= EXERCISE AIM =
Any pictures in the records below should be skipped; write out everything else exactly.

= EXERCISE DATA =

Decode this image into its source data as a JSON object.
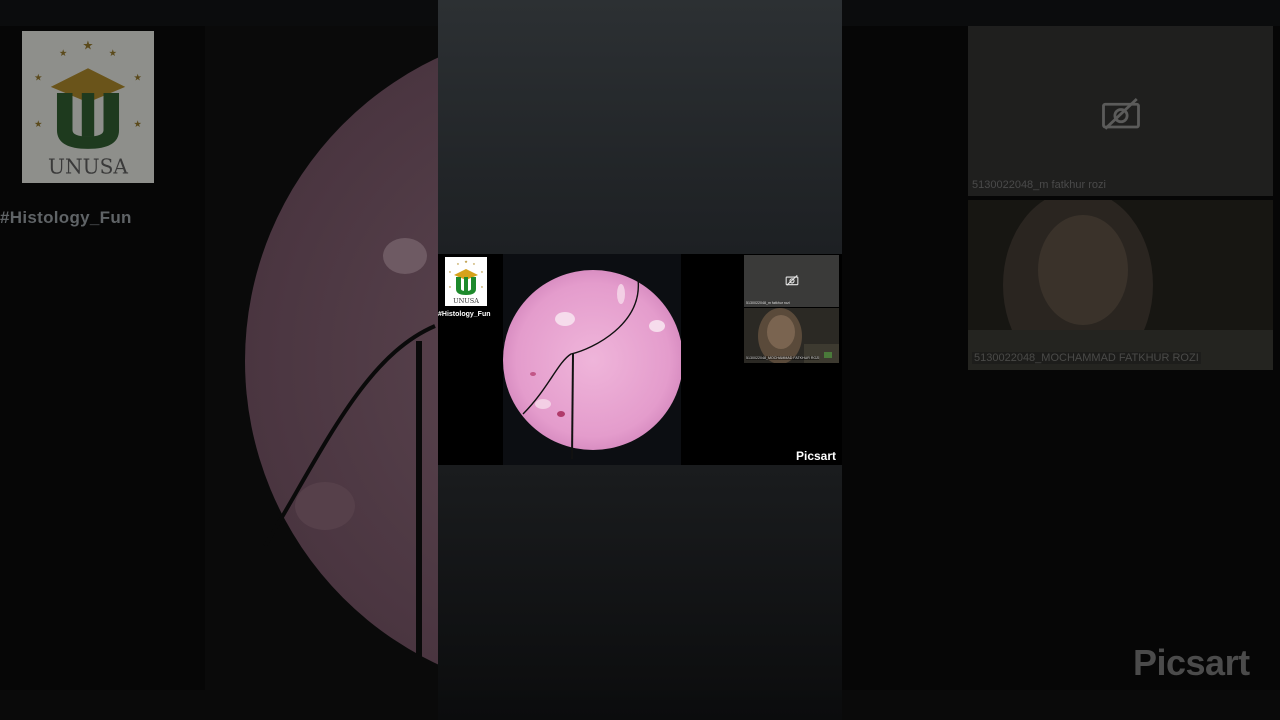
{
  "logo": {
    "text": "UNUSA",
    "icon": "unusa-logo-icon",
    "colors": {
      "gold": "#d6a21b",
      "green": "#1d8a2c",
      "star": "#b08a25"
    }
  },
  "hashtag": "#Histology_Fun",
  "tiles": {
    "camera_off": {
      "icon": "camera-off-icon",
      "name": "5130022048_m fatkhur rozi"
    },
    "video": {
      "name": "5130022048_MOCHAMMAD FATKHUR ROZI"
    }
  },
  "watermark": "Picsart",
  "slide": {
    "icon": "histology-slide-image",
    "stain_color": "#e8a6d2"
  }
}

= FINAL ANSWER =
Decode this image into its source data as a JSON object.
{
  "logo": {
    "text": "UNUSA",
    "icon": "unusa-logo-icon",
    "colors": {
      "gold": "#d6a21b",
      "green": "#1d8a2c",
      "star": "#b08a25"
    }
  },
  "hashtag": "#Histology_Fun",
  "tiles": {
    "camera_off": {
      "icon": "camera-off-icon",
      "name": "5130022048_m fatkhur rozi"
    },
    "video": {
      "name": "5130022048_MOCHAMMAD FATKHUR ROZI"
    }
  },
  "watermark": "Picsart",
  "slide": {
    "icon": "histology-slide-image",
    "stain_color": "#e8a6d2"
  }
}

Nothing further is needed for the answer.